Reproduce the whole listing, keeping each line as it is.

» **Provided data**:

--------------------------------------------------

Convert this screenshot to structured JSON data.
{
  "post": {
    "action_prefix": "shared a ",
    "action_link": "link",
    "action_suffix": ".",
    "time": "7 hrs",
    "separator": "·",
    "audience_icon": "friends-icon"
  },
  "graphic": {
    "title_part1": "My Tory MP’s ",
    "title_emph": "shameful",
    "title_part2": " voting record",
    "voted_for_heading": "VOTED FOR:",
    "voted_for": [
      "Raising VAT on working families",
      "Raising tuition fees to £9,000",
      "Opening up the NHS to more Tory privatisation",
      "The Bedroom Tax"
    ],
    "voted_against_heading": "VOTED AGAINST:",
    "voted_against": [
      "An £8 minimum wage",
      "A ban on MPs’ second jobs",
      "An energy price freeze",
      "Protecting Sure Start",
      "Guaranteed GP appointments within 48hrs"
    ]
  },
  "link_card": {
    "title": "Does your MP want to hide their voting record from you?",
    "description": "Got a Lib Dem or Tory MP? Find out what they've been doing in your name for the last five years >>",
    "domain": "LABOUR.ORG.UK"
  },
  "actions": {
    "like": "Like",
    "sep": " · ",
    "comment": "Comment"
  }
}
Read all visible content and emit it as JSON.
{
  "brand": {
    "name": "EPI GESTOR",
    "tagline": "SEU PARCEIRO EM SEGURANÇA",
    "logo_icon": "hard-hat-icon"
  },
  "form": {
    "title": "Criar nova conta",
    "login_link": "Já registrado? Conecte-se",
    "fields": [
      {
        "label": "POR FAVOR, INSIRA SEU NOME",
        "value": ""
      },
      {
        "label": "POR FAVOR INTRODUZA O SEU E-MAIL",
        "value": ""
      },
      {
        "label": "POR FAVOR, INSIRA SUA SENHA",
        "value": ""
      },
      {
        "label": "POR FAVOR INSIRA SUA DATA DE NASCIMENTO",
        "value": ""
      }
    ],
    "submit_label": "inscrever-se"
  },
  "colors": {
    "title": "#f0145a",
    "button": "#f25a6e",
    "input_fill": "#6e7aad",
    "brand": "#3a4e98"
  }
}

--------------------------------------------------

» **Solution to this task**:
Convert this screenshot to structured JSON data.
{
  "post": {
    "action_prefix": "shared a ",
    "action_link": "link",
    "action_suffix": ".",
    "time": "7 hrs",
    "separator": "·",
    "audience_icon": "friends-icon"
  },
  "graphic": {
    "title_part1": "My Tory MP’s ",
    "title_emph": "shameful",
    "title_part2": " voting record",
    "voted_for_heading": "VOTED FOR:",
    "voted_for": [
      "Raising VAT on working families",
      "Raising tuition fees to £9,000",
      "Opening up the NHS to more Tory privatisation",
      "The Bedroom Tax"
    ],
    "voted_against_heading": "VOTED AGAINST:",
    "voted_against": [
      "An £8 minimum wage",
      "A ban on MPs’ second jobs",
      "An energy price freeze",
      "Protecting Sure Start",
      "Guaranteed GP appointments within 48hrs"
    ]
  },
  "link_card": {
    "title": "Does your MP want to hide their voting record from you?",
    "description": "Got a Lib Dem or Tory MP? Find out what they've been doing in your name for the last five years >>",
    "domain": "LABOUR.ORG.UK"
  },
  "actions": {
    "like": "Like",
    "sep": " · ",
    "comment": "Comment"
  }
}
Read all visible content and emit it as JSON.
{
  "brand": {
    "name": "EPI GESTOR",
    "tagline": "SEU PARCEIRO EM SEGURANÇA",
    "logo_icon": "hard-hat-icon"
  },
  "form": {
    "title": "Criar nova conta",
    "login_link": "Já registrado? Conecte-se",
    "fields": [
      {
        "label": "POR FAVOR, INSIRA SEU NOME",
        "value": ""
      },
      {
        "label": "POR FAVOR INTRODUZA O SEU E-MAIL",
        "value": ""
      },
      {
        "label": "POR FAVOR, INSIRA SUA SENHA",
        "value": ""
      },
      {
        "label": "POR FAVOR INSIRA SUA DATA DE NASCIMENTO",
        "value": ""
      }
    ],
    "submit_label": "inscrever-se"
  },
  "colors": {
    "title": "#f0145a",
    "button": "#f25a6e",
    "input_fill": "#6e7aad",
    "brand": "#3a4e98"
  }
}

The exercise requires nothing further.